“Better late than never”is about all you can say if you’re keeping a wary eye on the Sierra snowpack. Winter finally arrived in the Lake Tahoe region, just in time for Christmas skiers–but maybe not in time for water consumers looking ahead to next summer.

As of Christmas Day, the three key reservoirs in northern California were all at less than half of their “normal” levels for this time of year; Shasta (47%), Oroville (45%) and Folsom (44%). Oroville, a critical link in the State Water Project, was at just 22% of its total capacity.

With the winter’s first hands-on Sierra snow survey coming up next week, Elissa Lynn, Sr. Meteorologist for DWR tells me that readings from the network of automated snow sensors indicate that we’re about 15% of the way toward a full “normal” season (as measured on April 1st). That means we have a lot of catching up to do.
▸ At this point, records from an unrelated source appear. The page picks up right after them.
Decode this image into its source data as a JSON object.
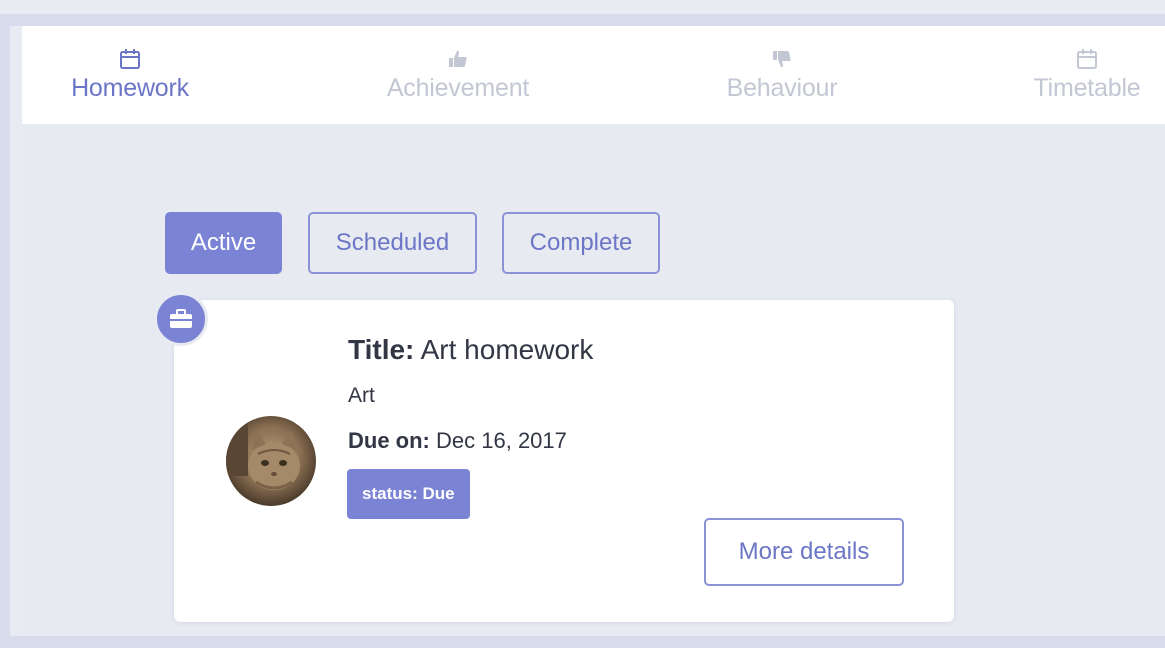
{
  "tabs": [
    {
      "label": "Homework",
      "icon": "calendar-icon",
      "active": true
    },
    {
      "label": "Achievement",
      "icon": "thumbs-up-icon",
      "active": false
    },
    {
      "label": "Behaviour",
      "icon": "thumbs-down-icon",
      "active": false
    },
    {
      "label": "Timetable",
      "icon": "calendar-icon",
      "active": false
    }
  ],
  "filters": [
    {
      "label": "Active",
      "active": true
    },
    {
      "label": "Scheduled",
      "active": false
    },
    {
      "label": "Complete",
      "active": false
    }
  ],
  "homework": {
    "badge_icon": "briefcase-icon",
    "avatar": "cat-avatar",
    "title_label": "Title:",
    "title_value": "Art homework",
    "subject": "Art",
    "due_label": "Due on:",
    "due_value": "Dec 16, 2017",
    "status": "status: Due",
    "more_details_label": "More details"
  },
  "colors": {
    "accent": "#7b83d5",
    "active_text": "#6c76c6",
    "inactive_text": "#c3c7d3",
    "background": "#e8eaf2"
  }
}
Ski resorts are already having a lean year and as Tom Knudson writes in today’s Sacramento Bee, some are looking ahead to when climate change might cause this kind of year to become the norm.

CA is “Extra Vulnerable” to Climate Change
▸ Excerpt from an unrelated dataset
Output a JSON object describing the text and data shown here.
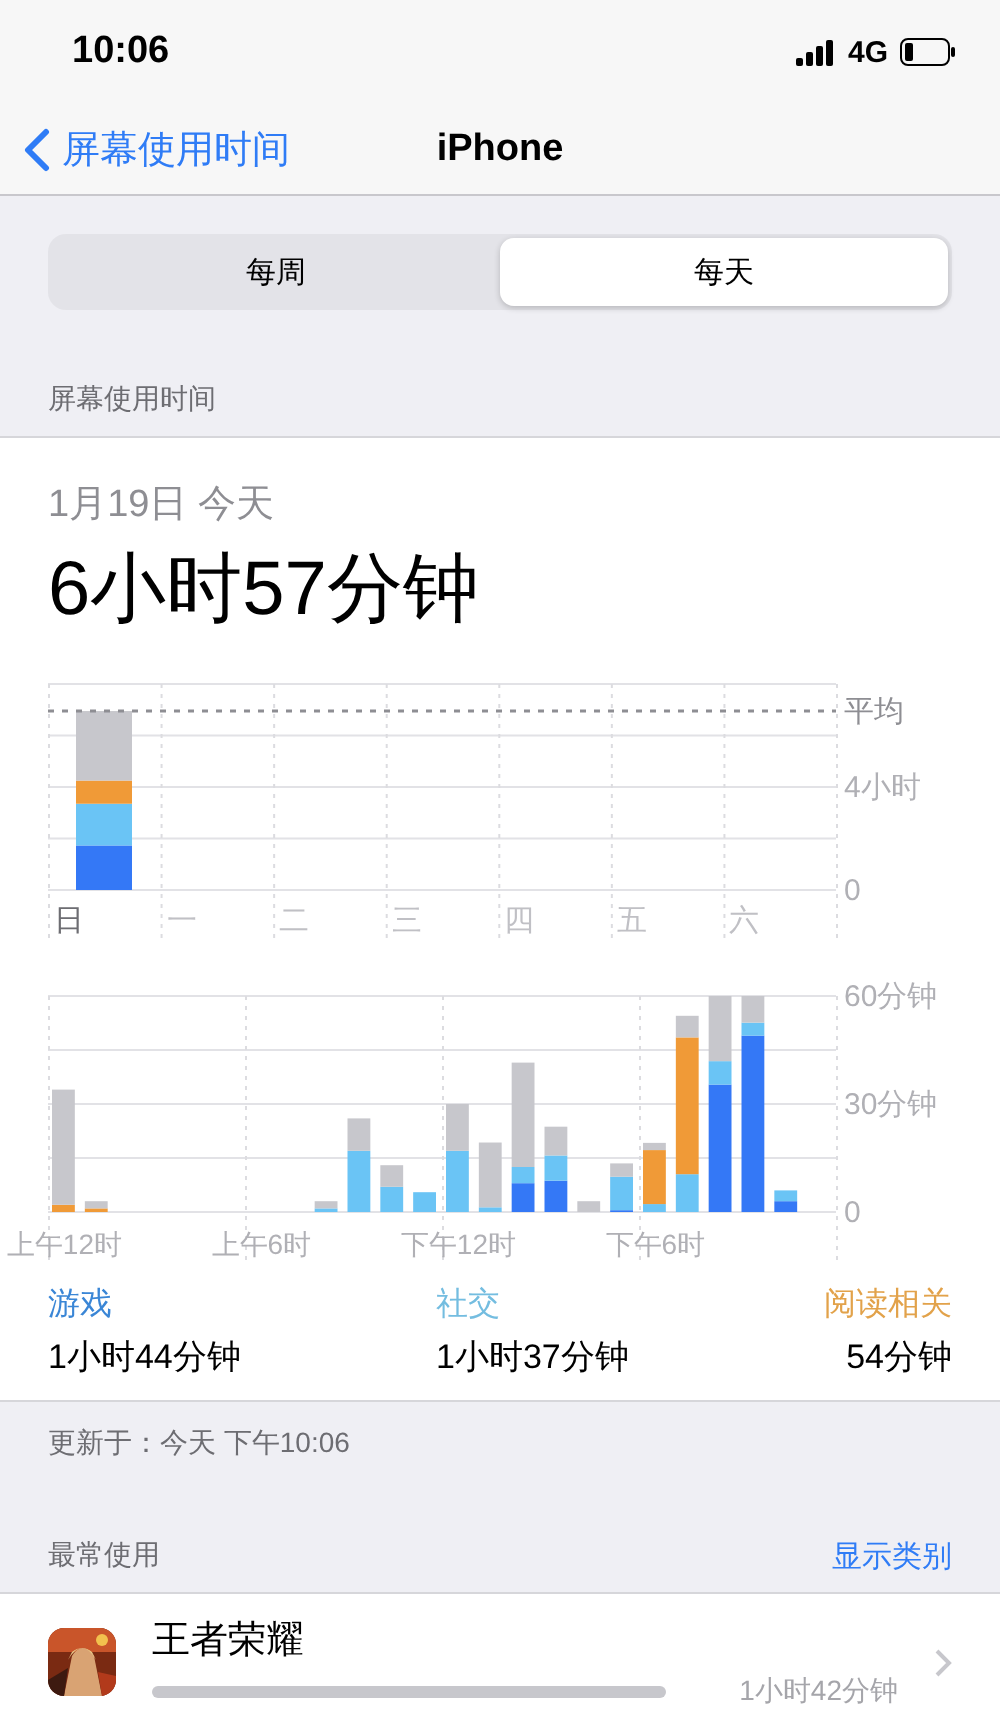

3115732217_d7901f1545_m.jpgClimate change will most likely affect California more dramatically than it does many other places, according to researchers speaking Tuesday at the American Geophysical Union’s annual meeting in San Francisco. The panel featured new research into climate change impacts on sea level rise, agriculture, water evaluation and planning, air pollution, and extreme climate events.

Climate researcher Dan Cayan, from the Scripps Institution of Oceanography, described California as “extra vulnerable” to climate change and gave a broad (and somewhat scary) overview of the reasons why. The state’s temperature increases are expected to be similar to the global average temperature rise in the coming decades, making for hotter summers with longer heat waves. Given the expected increase in population in California’s interior, longer and harsher heat waves could have significant public health implications.
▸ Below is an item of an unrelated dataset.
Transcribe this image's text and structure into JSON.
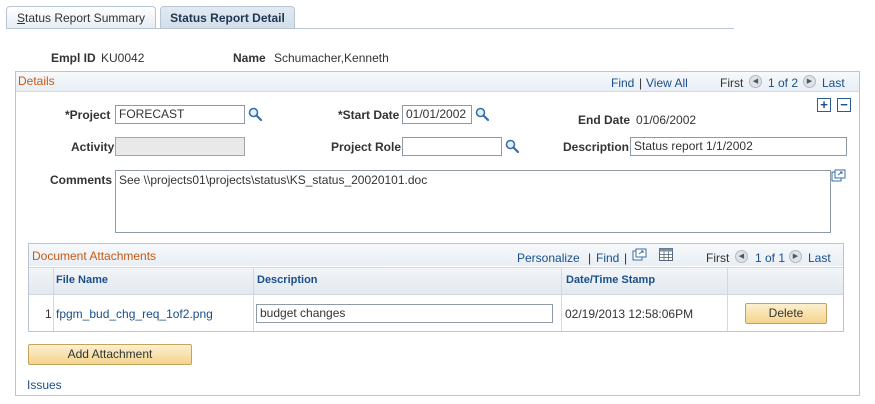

On top of the more intense summers and milder winters, precipitation across the state may well decrease, especially in Southern California. These drier conditions will be compounded by a significant withering of the Sierra snowpack. Even with a moderate increase in temperature (2 degrees C), Cayan says more than half of the historic California snowpack will disappear by 2100, as the mountains get more rain than snow at higher elevations. That can increase flooding and coupled with expected sea rise over the next century, the San Francisco Bay and the Sacramento/San Joaquin Delta may be in for some extreme events.

Fortunately, others are looking into sea level rise and what it’s going to mean for the San Francisco Bay Area and the coast of California. Peter Gleick, president and founder of the Pacific Institute, spoke about a new study currently under review focused on the projected impacts of sea level rise, including flooding and erosion, and the potential responses. The study will evaluate flood and erosion potential, create detailed maps of California’s vulnerable areas, estimate risks to populations and structures, anticipate costs of various adaptation strategies, and make policy recommendations. Gleick cited one immediate need as a catalog of the state’s existing levees and their conditions.

The report’s results should be out in February, which is also when we should see the draft version of the first California Adaptation Strategy, which aims to compile information on expected climate change impacts for the state and provide policymakers and resource managers with strategies for addressing them.